“There are great things happening in Waterloo,” said Halloran. “The Intelligent Community Forum has helped us more clearly recognize the collective strength of what we have. In fact, it’s created a reason for bringing people together who have been able to look at those strengths and through collaboration, leverage them even further.”

In November, the ICF announced that Waterloo was among the ‘Smart 21’ communities, placing Waterloo in the list of semi-finalists being considered for the Top Seven list, which was announced in January. ICF is a special interest group within the World Teleport Association that focuses on the uses of broadband technology for economic development by communities large and small in both the developed and developing world.

Each year, ICF selects communities from around the world to appear on its list of the Top Seven Intelligent Communities of the Year. These seven communities are selected based on indicators that include the significant deployment of broadband communications, the extent to which the community enables a knowledge workforce, the promotion of digital democracy, the ability to foster innovation, and effective economic development marketing that leverages the community’s broadband, labor and other assets to attract new employees.

Waterloo’s nomination credits several organizations that include the universities, hospitals, libraries and schools as well as companies such as RIM, Open Text, Sybase, DALSA and many others that export their products, technology and services around the world. It also notes the Perimeter Institute for Theoretical Physics, The Centre for International Governance Innovation, The Institute for Quantum Computing, The Research and Technology Park, and the presence of Communitech and Canada’s Technology Triangle as being further reflections of leadership as an Intelligent Community.

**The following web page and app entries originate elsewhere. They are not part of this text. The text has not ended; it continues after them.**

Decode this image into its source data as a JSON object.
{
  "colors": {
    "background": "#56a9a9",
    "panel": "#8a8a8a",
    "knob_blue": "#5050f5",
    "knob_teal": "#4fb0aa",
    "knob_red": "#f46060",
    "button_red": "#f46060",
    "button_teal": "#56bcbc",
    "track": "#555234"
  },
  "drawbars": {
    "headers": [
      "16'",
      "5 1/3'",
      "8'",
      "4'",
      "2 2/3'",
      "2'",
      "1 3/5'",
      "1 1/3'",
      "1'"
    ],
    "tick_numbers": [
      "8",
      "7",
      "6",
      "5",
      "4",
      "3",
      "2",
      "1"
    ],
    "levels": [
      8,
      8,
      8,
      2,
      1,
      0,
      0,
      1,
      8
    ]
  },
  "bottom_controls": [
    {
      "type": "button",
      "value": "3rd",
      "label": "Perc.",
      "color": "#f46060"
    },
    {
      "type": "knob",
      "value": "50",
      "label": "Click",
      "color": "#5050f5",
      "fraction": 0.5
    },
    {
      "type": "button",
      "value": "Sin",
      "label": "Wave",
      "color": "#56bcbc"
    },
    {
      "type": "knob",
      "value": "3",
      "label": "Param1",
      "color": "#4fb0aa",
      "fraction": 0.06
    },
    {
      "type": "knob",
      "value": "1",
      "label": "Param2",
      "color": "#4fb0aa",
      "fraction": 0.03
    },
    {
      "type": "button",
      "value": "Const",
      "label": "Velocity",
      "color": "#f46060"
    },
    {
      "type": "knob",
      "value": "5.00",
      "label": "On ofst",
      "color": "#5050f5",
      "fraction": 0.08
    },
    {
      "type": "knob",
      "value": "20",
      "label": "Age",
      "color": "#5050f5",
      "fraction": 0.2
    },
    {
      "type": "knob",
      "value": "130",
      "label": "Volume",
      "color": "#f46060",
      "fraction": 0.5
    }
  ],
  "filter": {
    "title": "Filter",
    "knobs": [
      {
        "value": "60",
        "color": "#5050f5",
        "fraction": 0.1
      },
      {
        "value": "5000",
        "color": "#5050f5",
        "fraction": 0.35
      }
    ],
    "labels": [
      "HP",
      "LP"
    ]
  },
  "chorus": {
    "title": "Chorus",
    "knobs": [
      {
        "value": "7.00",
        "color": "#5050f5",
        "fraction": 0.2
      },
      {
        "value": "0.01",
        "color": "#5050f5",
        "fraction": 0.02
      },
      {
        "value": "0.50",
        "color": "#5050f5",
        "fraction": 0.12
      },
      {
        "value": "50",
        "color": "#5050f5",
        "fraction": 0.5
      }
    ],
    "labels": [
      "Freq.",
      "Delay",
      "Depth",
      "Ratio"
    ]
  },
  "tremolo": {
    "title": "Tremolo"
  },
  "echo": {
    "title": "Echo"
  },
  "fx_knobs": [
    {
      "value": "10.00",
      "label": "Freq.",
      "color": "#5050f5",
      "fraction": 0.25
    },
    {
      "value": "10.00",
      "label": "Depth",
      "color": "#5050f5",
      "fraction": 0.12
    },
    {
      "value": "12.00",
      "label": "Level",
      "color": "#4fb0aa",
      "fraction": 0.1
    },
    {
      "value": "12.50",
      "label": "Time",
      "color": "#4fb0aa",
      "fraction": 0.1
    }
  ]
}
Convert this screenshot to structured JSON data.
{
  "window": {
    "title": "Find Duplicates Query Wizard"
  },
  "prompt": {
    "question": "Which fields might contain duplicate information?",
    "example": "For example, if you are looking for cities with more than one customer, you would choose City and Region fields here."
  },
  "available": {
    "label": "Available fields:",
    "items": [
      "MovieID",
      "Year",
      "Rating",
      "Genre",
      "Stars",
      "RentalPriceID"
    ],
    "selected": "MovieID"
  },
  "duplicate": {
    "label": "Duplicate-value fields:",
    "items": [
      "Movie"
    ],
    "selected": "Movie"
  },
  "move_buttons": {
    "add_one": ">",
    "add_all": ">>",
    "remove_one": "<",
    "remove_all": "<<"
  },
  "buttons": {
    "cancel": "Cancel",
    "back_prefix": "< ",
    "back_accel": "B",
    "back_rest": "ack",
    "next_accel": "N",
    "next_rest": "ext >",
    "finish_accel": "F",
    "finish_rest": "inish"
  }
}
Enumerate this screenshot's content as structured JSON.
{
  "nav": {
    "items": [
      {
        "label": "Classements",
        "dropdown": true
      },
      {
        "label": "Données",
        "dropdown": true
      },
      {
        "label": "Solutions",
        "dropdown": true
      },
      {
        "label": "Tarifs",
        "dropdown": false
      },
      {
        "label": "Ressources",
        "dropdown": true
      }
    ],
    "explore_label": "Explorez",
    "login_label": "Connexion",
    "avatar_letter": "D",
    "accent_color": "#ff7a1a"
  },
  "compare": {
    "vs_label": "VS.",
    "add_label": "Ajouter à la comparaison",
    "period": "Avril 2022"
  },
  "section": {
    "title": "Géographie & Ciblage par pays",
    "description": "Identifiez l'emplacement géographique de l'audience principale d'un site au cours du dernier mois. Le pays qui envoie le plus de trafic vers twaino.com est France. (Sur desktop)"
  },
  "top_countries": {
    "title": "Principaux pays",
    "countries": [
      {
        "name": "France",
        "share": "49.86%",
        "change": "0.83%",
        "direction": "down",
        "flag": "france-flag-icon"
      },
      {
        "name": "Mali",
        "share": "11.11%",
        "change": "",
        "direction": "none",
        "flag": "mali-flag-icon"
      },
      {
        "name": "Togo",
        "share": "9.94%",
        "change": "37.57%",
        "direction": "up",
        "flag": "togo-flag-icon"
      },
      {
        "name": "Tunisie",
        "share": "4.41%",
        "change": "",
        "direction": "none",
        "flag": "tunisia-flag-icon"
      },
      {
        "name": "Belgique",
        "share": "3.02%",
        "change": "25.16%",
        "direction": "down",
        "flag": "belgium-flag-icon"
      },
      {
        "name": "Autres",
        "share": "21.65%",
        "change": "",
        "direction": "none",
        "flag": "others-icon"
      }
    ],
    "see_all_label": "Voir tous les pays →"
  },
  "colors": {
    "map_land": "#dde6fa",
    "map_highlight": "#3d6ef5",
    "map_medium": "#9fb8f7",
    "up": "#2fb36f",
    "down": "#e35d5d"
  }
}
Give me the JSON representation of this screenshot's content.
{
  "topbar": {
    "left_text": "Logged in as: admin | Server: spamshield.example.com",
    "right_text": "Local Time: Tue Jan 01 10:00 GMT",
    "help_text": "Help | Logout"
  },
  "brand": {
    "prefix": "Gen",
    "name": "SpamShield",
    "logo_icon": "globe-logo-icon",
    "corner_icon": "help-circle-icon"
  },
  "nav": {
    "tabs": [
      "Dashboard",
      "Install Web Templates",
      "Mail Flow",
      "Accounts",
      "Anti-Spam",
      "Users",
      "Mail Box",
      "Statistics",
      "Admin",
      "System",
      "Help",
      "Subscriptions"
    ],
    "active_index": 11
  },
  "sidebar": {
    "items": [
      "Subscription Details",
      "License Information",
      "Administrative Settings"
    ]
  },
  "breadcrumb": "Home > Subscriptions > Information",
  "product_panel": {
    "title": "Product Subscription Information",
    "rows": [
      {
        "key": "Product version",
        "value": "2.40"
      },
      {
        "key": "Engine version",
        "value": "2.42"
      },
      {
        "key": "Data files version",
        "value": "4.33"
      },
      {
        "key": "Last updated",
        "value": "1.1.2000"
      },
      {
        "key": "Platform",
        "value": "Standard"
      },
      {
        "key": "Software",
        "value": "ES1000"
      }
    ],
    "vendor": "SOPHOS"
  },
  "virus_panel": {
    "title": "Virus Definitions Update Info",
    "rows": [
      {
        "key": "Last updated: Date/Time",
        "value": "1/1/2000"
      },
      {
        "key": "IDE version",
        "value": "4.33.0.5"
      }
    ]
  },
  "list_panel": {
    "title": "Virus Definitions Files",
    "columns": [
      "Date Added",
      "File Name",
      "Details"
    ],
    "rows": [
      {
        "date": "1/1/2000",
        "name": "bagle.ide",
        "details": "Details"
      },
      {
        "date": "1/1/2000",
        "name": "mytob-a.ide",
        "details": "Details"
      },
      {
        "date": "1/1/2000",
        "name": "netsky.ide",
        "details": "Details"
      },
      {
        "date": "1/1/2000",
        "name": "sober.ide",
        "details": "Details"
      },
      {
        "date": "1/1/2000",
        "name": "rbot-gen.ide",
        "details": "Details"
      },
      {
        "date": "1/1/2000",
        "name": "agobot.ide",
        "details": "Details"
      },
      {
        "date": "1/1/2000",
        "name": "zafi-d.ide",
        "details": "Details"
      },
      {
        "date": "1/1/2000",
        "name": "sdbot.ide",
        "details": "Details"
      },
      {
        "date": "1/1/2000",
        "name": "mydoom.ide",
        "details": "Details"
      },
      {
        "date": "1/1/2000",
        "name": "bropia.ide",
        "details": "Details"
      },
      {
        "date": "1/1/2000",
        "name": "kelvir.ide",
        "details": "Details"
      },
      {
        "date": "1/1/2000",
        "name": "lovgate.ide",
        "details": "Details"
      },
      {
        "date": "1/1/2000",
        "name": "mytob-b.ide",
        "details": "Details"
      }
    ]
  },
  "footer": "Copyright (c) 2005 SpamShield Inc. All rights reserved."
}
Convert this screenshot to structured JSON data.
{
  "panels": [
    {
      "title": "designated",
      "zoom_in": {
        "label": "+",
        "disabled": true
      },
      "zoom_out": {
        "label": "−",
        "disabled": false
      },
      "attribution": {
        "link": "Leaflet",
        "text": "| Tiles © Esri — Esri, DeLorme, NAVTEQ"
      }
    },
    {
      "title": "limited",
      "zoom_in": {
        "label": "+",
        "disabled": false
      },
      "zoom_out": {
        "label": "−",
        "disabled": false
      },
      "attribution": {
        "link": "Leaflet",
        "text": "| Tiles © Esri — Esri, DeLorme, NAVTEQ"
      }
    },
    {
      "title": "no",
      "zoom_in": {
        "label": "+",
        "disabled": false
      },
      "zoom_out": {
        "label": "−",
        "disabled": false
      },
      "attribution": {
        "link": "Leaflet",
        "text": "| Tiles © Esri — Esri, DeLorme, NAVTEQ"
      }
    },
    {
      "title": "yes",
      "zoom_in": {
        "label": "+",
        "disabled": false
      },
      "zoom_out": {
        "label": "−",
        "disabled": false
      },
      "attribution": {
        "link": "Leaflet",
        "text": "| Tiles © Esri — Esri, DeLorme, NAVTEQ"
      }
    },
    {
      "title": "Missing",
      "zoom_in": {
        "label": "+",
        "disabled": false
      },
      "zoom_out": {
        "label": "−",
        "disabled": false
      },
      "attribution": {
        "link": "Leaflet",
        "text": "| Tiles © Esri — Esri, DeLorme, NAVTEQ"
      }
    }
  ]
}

“We were very proud when Waterloo was named as one of the Top Seven Intelligent Communities,” says Waterloo Councillor Mark Whaley, a member of the steering committee. “Being named as the Top Community is a reflection of the fact that we are a city where technology and innovation is fostered in a way that truly does build community. That has many benefits for our residents, for our businesses and for our collective, sustainable future. The economic development benefits that will come from this recognition will be tremendous.”

To participate in the Intelligent Community process, a community steering committee was formed that included public sector, private sector and not for profit representatives. The submission for 2007 was created by a committee that included public sector, private sector and not for profit representatives. This included:

Intelligent Waterloo Leadership Group:
Jim Balsillie, RIM (Honourary Chair)
David Johnston, President, University of Waterloo
Waterloo Mayor Brenda Halloran

Intelligent Waterloo Committee Members:
Simon Farbrother, Chief Administrative Officer, City of Waterloo (Chair)
Waterloo City Councillor Mark Whaley
Steve McCartney, President, Atria Networks
Colleen Fitzpatrick, Centre for International Governance Innovation
Don Cowan, David R. Cheriton School of Computer Science, Computer Systems Group, UW
Doug Muholland, Computer Systems Group, UW
Shirley Fenton, Waterloo Institute for Health Informatics Research, UW
Cathy Matyas, Waterloo Public Library
Catherine Rosenberg, Department of Electrical Engineering and Computer Engineering, and the Centre for Wireless Research, UW
Steve Farlow, Wilfrid Laurier University
Linda Fegan, Canada’s Technology Triangle Inc
Mike McKeever, Waterloo Public Library
Ken McLaughlin, University of Waterloo
Ellen Jones, Waterloo Public Library
Trudy Beaulne, Social Planning Council of Kitchener Waterloo
Vic Degutis, Waterloo Catholic District School Board 
Bruce Hawkins, City of Waterloo
Garry Bezruki, City of Waterloo
Marlene Coffey, City of Waterloo
Patti McKague, City of Waterloo
Elaine Nesbitt, City of Waterloo

“This recognition is recognition for the countless ways that organizations, businesses and individuals have leveraged technology and broadband in innovative and leading ways throughout this community,” said Simon Farbrother, CAO and Chair of Waterloo’s Intelligent Community Committee. “The success of our intelligent community comes in part from the commitment of our committee to research, understand and articulate how extensive our collective use of technology and broadband is in this region.”